Bitcoin Futures: Harnessing the Power of Speculation
The CME Group allows traders and investors to exercise options on BTC futures, for hedging purposes. Bitcoin derivatives trading with CME options is increasingly popular, with many benefits, including substantial cost savings, risk mitigation, full transparency and efficient price discovery.
The average daily volume of CME Bitcoin futures trading is steadily increasing, from a low of 6,792 in January 2018 to 26,154 by December 2019. The average daily trade peaked in May 2019 at 68,020. The Chicago Mercantile Exchange recently ranked at #3 in terms of the number of open contracts on Bitcoins futures, behind the OKEx and BitMEX.
By leveraging the volatility of BTC, without actually owning the underlying asset, traders and investors can dabble in cryptocurrency markets with relative ease. This type of speculation is integral to the pricing mechanisms of Bitcoin, with investors locking in prices now, uncertain of what the future may bring. Any number of factors can increase or decrease pricing at a later date.
Since Bitcoin futures operate on regulated exchanges like the CME, CBOE, and Bakkt, courtesy of the CFTC (Commodity Futures Trading Commission), this provides far greater security to traders and investors than bitcoin exchanges which have been known to collapse overnight. There is no need for cryptocurrency-friendly software, or Bitcoin wallets for trading purposes – all settlements are made in cash.
Bitcoin futures trading is predicated on an in-depth analysis of the technical and fundamental factors, including the use of Bitcoin charts. It is necessary to conduct an in-depth technical analysis of Bitcoin price to facilitate a better understanding of likely demand, and pricing mechanisms. Another important technical indicator is the Bitcoin Volatility Index (BVI)
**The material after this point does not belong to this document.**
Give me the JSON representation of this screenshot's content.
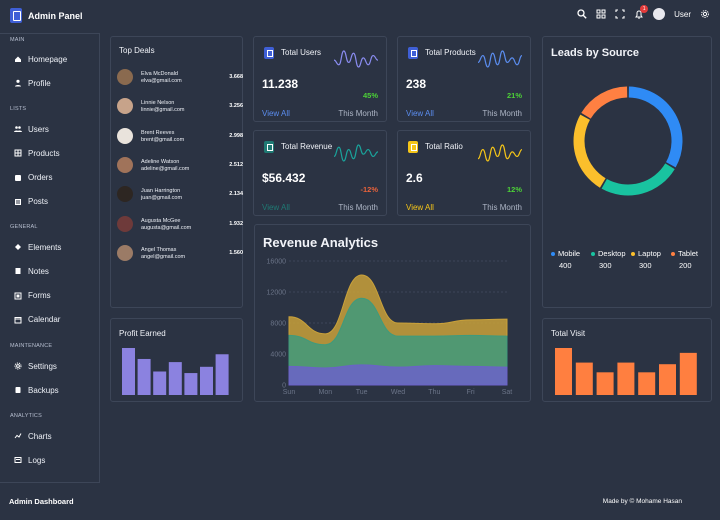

which evaluates how the price fluctuates relative to the spot price. Currently, the BVI is low, indicating stability in prices which bodes well for the elevated price level.
Current Performance of Bitcoin
The price per unit BTC has steadily been increasing since May 2020. The 200-day MA is priced at $8,992.61, while the short-term 50-day MA is trading at $10,446.43, indicating a significant upside movement over the short-term. Given the spot price of Bitcoin at around $11,800 per unit (August 20, 2020), the momentum is certainly on the side of the bulls.
Significant volatility in the global financial markets, spurred by the coronavirus pandemic has driven interest in safe-haven assets such as gold, and massive multi-trillion dollar stimuli by the US, and European countries are drumming up interest in Bitcoin.
Large-scale numbers of retail investors are now switching their attention to cryptocurrencies, and this is evident in the sharp rise in pricing across the board. A key technical indicator of expected price movements, Bollinger Bands clearly displays current trends. The upper Bollinger Band is currently at $12,263.65, and the lower Bollinger Band is $11,130.35.
The center band is priced at $11,697. Clearly, the current price of Bitcoin sits in the top half of the bands, indicating that momentum is still on the bullish side. Should the price of Bitcoin drop beneath $11,697, or the moving center line, traders and investors may start going short on the cryptocurrency.
As a rule, cryptocurrency is known to be the most volatile instrument on the market, more so than Forex trading. Unprecedented increases or decreases in pricing or possible at the proverbial drop of a hat, making this a tough market to call. The current trends tend to indicate an ascending channel on BTC daily charts, particularly over the course of several weeks, or months.
Bitcoin’s recent breakout above $12,000 + and subsequent retracement indicate a mix of profit-taking and skepticism about the fundamentals of this financial instrument’s trajectory. Nonetheless, futures trading remains largely bullish on the back of current trends.
Leading investors such as Michael Novogratz of Galaxy Digital, anticipate Bitcoin prices in the region of $20,000, largely due to all the money being pumped into the global economy right now. Excess liquidity and high levels of retail investor interest tend to favor appreciating Bitcoin prices, as we are currently experiencing. The price of Bitcoin on January 1, 2020 was $6,965.72, and now the price is trading at approximately $11,800, indicating a 69% appreciation in 8 months.
It’s not just retail investors who are shifting their focus to Bitcoin during these uncertain times, it’s institutional investors too. The number of Bitcoin transactions per day has increased sharply since global stock markets tanked in March, and levels are significantly higher heading into September.
Clearly, the broader trends are bullish for BTC and traders going long will likely enjoy better performance from current support levels. Technical indicators reflect a first support Pivot Point at $11,523.33 and a second Pivot Point at $11,330.00. Currently the first resistance point Pivot Point is at $12,003.93, and the second resistance Pivot Point is at $12,291.22. At these levels, BTC futures are certainly bullish.
This article was originally posted on FX Empire